PERHAPS IT is just as well that the smoke and mirrors in Gordon Brown's Budget concealed what appears to be a tax increase rather than the much-trumpeted tax giveaway, as it is becoming painfully obvious that the Chancellor cannot rely upon privatisation receipts to help balance the books.

The sell-offs of the Tote and air traffic control have gone deathly quiet, there is also a studied silence on British Nuclear Fuels, and John Prescott's part-privatisation of the Tube looks fraught. At this rate Ken Livingstone will get to be mayor of London before the private sector gets its hands on the Underground.

Now another little piece of the privatisation portfolio is crumbling to dust in ministers' hands. The flotation of the Commonwealth Development Corporation was never going to raise that much - perhaps pounds 500m at most, and then only if 100 per cent was sold off.

But it did have the distinction of being the first privatisation to be announced by Tony Blair after Labour gained office. What is more, it had the enthusiastic backing of the Secretary of State for International Development, Clare Short, no less - the scourge in a previous life of the Railtrack sell-off.

But that was then and this is now. Had everything gone to plan then the CDC, a vehicle for channelling funds into third-world projects, would be on the slipway to a flotation this summer. But reality has a horrible habit of upsetting the best-laid plans.

The CDC still clings to the idea of becoming a Public Private Partnership - privatisation is still too vulgar a term for some even in New Labour to countenance. However, the earliest now that anyone is pencilling in a sell-off is 2001.

You do not have to search very hard for the explanation. The Asian economic crisis and the near meltdown of many of its markets have left some deep scars on CDC's balance sheet. Last year it recorded a deficit of pounds 42m after making provisions of pounds 155m to cover bad loans resulting in a negative return on capital.

Not surprisingly, new projects last year were thin on the ground, even ones that would meet CDC's modest requirement of an 8 per cent return.

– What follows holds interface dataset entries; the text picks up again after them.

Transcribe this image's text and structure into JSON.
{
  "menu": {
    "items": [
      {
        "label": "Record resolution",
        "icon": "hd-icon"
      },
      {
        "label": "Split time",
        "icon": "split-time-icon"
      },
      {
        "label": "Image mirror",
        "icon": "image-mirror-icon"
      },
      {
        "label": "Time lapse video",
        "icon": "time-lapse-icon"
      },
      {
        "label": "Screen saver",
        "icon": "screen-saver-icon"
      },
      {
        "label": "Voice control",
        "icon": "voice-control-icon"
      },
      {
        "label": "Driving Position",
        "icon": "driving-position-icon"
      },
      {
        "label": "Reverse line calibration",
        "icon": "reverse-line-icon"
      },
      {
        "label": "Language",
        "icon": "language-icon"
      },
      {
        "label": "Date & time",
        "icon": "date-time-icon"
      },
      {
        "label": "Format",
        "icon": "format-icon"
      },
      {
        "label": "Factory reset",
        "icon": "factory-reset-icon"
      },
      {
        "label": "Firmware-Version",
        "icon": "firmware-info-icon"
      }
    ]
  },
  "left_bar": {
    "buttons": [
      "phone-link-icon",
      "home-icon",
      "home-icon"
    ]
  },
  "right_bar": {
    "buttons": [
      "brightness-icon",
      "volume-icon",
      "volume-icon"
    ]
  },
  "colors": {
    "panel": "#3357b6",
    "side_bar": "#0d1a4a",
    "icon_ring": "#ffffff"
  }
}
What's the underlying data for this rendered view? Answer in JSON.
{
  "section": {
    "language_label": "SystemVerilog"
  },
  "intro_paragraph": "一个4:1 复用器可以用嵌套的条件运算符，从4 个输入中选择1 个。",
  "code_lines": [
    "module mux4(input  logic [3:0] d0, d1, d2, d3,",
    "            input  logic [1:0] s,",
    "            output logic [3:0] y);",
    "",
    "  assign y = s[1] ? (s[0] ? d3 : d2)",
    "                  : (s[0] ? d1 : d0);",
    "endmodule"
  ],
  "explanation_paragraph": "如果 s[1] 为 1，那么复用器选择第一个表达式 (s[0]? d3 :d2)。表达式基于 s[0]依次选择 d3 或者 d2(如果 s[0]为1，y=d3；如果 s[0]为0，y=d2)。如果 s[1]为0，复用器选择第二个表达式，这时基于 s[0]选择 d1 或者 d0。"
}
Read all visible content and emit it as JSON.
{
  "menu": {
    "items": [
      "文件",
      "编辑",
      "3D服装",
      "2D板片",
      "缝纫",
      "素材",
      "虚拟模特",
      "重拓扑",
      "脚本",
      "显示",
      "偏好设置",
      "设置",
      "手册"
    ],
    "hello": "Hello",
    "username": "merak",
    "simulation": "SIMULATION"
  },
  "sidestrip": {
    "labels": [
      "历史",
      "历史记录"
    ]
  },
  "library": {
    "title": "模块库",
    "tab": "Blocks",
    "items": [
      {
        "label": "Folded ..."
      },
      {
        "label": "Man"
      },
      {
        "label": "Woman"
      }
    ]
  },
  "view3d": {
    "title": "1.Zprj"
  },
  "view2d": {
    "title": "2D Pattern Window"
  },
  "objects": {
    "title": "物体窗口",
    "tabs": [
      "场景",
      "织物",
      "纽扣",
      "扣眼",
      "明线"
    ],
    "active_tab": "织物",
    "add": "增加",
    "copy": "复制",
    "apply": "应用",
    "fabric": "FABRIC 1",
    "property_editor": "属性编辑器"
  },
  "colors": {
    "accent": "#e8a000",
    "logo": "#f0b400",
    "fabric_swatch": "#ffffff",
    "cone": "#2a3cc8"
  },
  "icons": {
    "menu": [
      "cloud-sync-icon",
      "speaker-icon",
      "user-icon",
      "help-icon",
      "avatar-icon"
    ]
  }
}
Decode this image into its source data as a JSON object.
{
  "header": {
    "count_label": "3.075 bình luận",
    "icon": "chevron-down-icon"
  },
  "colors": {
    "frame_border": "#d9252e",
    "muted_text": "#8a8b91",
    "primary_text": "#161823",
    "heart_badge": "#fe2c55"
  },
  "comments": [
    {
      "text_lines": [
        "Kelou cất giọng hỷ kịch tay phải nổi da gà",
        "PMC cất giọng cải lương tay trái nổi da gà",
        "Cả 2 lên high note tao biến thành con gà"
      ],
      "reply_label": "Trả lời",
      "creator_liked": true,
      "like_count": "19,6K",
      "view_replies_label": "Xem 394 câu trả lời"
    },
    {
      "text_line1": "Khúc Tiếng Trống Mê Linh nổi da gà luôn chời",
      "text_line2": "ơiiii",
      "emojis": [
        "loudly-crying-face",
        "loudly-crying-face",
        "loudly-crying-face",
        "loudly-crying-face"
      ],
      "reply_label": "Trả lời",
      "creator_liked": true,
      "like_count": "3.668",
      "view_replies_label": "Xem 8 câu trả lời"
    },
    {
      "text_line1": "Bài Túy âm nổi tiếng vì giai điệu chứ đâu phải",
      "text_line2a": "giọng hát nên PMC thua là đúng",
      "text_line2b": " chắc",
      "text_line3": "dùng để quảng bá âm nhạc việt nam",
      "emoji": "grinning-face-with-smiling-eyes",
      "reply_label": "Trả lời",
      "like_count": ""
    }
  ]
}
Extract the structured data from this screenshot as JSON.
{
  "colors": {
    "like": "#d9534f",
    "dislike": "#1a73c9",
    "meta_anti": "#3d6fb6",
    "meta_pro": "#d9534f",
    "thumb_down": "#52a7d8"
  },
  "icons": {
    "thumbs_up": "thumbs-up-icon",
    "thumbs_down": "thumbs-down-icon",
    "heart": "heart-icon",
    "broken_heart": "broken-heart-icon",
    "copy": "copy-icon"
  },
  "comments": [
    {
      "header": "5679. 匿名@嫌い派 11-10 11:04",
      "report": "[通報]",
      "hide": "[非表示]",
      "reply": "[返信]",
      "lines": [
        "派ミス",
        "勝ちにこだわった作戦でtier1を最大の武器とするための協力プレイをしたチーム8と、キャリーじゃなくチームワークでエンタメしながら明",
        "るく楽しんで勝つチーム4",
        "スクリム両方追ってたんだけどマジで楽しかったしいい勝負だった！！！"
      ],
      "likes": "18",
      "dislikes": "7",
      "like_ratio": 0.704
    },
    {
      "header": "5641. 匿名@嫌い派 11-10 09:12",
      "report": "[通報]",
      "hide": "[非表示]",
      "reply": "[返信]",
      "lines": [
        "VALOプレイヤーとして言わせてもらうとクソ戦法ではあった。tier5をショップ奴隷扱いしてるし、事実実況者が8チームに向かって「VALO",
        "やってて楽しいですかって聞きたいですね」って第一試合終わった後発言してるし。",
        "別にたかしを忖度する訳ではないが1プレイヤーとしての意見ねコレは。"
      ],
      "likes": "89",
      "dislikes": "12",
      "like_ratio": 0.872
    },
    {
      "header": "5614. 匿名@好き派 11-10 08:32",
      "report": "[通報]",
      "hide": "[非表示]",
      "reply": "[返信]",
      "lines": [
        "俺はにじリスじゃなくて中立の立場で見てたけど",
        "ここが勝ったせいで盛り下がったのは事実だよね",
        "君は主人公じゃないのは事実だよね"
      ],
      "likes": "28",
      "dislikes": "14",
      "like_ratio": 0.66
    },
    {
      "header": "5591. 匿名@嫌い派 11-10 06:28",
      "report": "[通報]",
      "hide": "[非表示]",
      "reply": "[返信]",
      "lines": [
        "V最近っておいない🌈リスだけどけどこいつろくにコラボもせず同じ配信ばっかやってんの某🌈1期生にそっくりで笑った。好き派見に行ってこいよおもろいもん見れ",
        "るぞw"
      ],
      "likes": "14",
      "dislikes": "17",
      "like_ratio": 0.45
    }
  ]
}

Although it invested in India's first Internet service and the world's largest tilapia farm (fresh water fish, since you ask) in Costa Rica, it wisely decided not to throw good money after bad and the level of new investment fell by 20 per cent.

The tragedy is that all the while the sell-off is delayed, the third world is the poorer, since the intention is to plough back the proceeds into Ms Short's departmental budget.

No-one pretends that there aren't better returns to be had elsewhere, but that it is not the point. CDC will be floated, not as a way of maximising returns, but as a vehicle for investors with a conscience. There are limits, however, to what is saleable to even the keenest ethical investor. For the foreseeable future CDC will remain well out of range of them.